     In themathematicaltheory ofartificial neural networks, theuniversal approximation theoremstates[1]that afeed-forwardnetwork with a single hidden layer containing a finite number ofneurons(i.e., amultilayer perceptron), can approximatecontinuous functionsoncompact subsetsofRn, under mild assumptions on the activation function. The theorem thus states that simple neural networks canrepresenta wide variety of interesting functions when given appropriate parameters; however, it does not touch upon the algorithmiclearnabilityof those parameters.

One of the first versions of thetheoremwas proved byGeorge Cybenkoin 1989 forsigmoidactivation functions.[2]

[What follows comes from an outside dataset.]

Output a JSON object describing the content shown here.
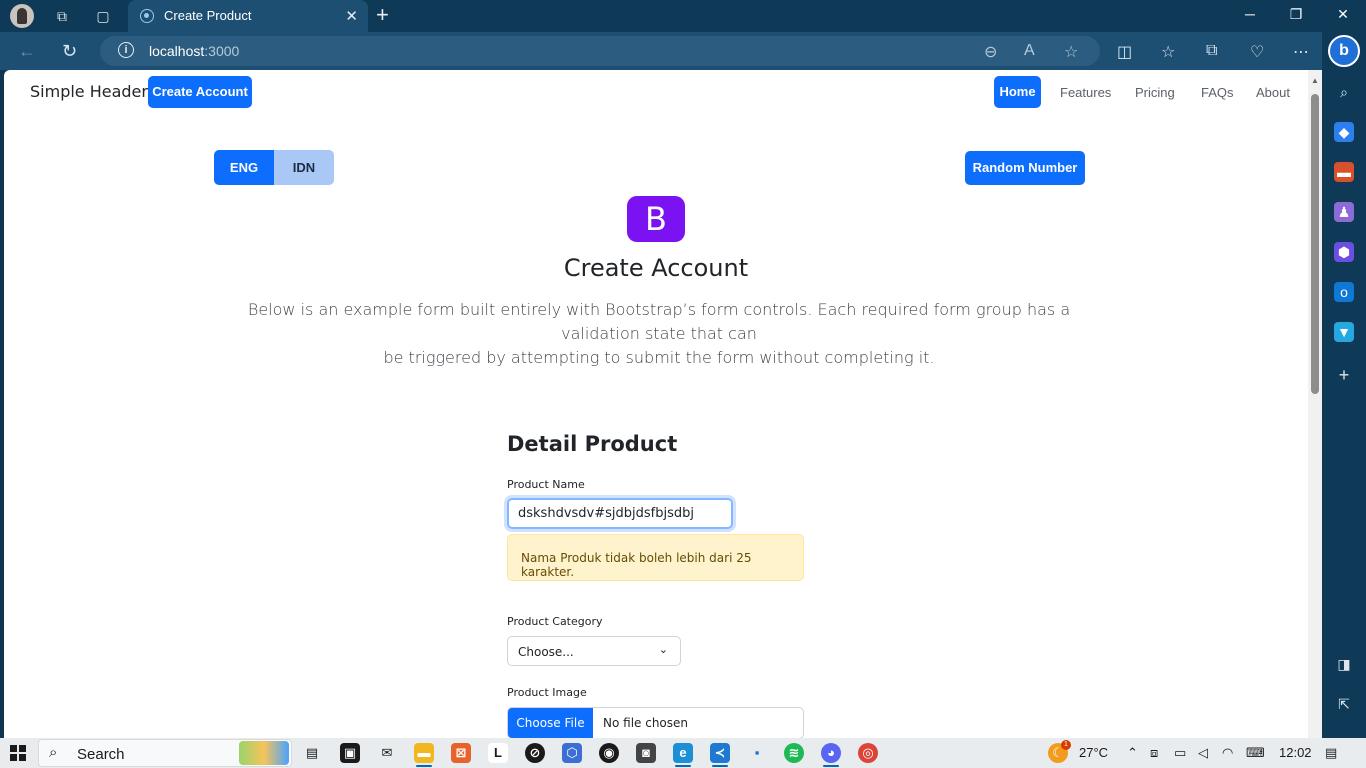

Kurt Hornik showed in 1991[3]that it is not the specific choice of the activation function, but rather the multilayer feedforward architecture itself which gives neural networks the potential of beinguniversal approximators. The output units are always assumed to be linear. For notational convenience, only the single output case will be shown. The general case can easily be deduced from the single output case.